The support of the National Science Foundation and the Army Research Office are
acknowledged with gratitude. CM011590I (47) Lin-Vien, D.; Colthup, N.; Fateley, W.; Grasselli, J. The
Handbook of Infrared and Raman Characteristic Frequencies of
Organic Molecules; Academic Press: New York, 1991.
(48) Pretsch, E.; Clerc, T.; Seibl, J.; Simon, W. Tables of Spectral
Data for Structure Determination of Organic Compounds; SpringerVerlag: New York, 1989.

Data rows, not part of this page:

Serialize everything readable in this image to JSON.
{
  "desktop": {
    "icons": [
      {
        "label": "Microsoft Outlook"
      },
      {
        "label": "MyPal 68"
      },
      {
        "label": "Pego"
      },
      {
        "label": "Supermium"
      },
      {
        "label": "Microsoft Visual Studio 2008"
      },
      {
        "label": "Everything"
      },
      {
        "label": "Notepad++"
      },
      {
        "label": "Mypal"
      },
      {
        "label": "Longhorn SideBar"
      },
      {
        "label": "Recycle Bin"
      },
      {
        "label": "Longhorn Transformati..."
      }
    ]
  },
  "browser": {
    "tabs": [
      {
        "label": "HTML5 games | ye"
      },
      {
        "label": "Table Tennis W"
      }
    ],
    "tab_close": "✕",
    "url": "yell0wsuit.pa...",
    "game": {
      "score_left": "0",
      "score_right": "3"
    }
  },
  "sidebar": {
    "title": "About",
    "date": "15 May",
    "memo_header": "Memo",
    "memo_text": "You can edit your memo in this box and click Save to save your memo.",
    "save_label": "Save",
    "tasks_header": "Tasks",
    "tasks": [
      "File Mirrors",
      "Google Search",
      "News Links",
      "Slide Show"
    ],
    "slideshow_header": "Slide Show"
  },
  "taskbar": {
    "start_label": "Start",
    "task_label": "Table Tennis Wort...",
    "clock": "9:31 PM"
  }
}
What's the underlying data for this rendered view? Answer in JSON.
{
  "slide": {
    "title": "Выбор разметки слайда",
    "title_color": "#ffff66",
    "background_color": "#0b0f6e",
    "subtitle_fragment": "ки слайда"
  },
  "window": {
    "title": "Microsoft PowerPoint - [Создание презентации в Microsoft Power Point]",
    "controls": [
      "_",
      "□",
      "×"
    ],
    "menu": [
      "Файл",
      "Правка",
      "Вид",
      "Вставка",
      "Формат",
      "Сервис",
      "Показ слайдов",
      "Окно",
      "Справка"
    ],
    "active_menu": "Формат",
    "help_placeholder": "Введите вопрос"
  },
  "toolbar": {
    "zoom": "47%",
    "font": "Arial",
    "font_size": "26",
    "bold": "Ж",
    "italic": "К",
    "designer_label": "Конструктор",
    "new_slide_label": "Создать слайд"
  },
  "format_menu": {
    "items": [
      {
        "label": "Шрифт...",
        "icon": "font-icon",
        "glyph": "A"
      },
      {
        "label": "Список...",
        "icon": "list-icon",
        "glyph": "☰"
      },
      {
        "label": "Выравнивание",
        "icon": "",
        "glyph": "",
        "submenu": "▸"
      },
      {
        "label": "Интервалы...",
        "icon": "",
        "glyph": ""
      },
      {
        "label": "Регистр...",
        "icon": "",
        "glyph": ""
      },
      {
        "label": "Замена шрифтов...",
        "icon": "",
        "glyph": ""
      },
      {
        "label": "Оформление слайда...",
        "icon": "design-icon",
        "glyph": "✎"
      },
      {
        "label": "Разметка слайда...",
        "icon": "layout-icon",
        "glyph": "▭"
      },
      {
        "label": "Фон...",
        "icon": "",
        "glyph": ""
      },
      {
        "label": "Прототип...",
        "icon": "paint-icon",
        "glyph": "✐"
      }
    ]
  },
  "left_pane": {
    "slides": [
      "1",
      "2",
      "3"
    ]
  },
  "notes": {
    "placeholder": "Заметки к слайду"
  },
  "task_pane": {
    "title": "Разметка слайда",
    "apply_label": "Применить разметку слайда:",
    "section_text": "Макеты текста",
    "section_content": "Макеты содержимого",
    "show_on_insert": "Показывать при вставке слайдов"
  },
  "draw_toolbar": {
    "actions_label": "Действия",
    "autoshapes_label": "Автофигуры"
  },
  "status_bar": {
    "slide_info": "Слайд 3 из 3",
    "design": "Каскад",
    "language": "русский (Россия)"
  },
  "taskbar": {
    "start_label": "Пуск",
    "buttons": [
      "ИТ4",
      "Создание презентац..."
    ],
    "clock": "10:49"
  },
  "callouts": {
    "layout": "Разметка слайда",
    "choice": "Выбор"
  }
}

(49) Diao, Y.; Walawender, W.; Sorenson, C. M.; Klabunde, K. J.
Chem. Mater. 2002, 14, 362.
(50) (a) Kistner, S. S. J. Phys. Chem. 1932, 36, 52. (b) Teichner, S.
J.; Nicolaon, G. A.; Vicarini, M. A.; Gardes, G. E. E. Adv. Colloid
Interface Sci. 1976, 5, 245.
(51) Decker, S.; Lagadic, I.; Klabunde, K. J.; Michalowicz, A.;
Moscovici, J. Chem. Mater. 1998, 10, 674.
(52) Itoh, Utamapanya, S.; Stark, J. V.; Klabunde, K. J.; Schlup,
J. Chem. Mater. 1993, 5, 71.
(53) Jiang, Y.; Decker, S.; Mohs, C.; Klabunde, K. J. J. Catal. 1998,
Table 7. FTIR Bands for Free and Adsorbed Paraoxon
free Paraoxon assignment adsorbed Paraoxon assignment
860 Ó(C-N) 860 Ó(C-N)
930 CH3 rock 930 CH3 rock
1045 Ó(Et-O-(P)) 1045 Ó(C-O-(P))
1107 CH3 rock 1107 CH3 rock
1164 CH3 rock 1164 CH3 rock
1296 Ó(PdO) 1313 Ó(PdO)
1348 Ós(N-O) 1348 Ós(N-O)
1491 Ó(C-C ring) 1491 Ó(C-C ring)
1526 Óas N-O 1526
1593 Ó(C-C ring) 1593 Ó(C-C ring)
H Chem. Mater. PAGE EST: 8 Carnes et al.
Чтобы распечатать файл, скачайте его (в формате Word).
Ссылка на скачивание - внизу страницы.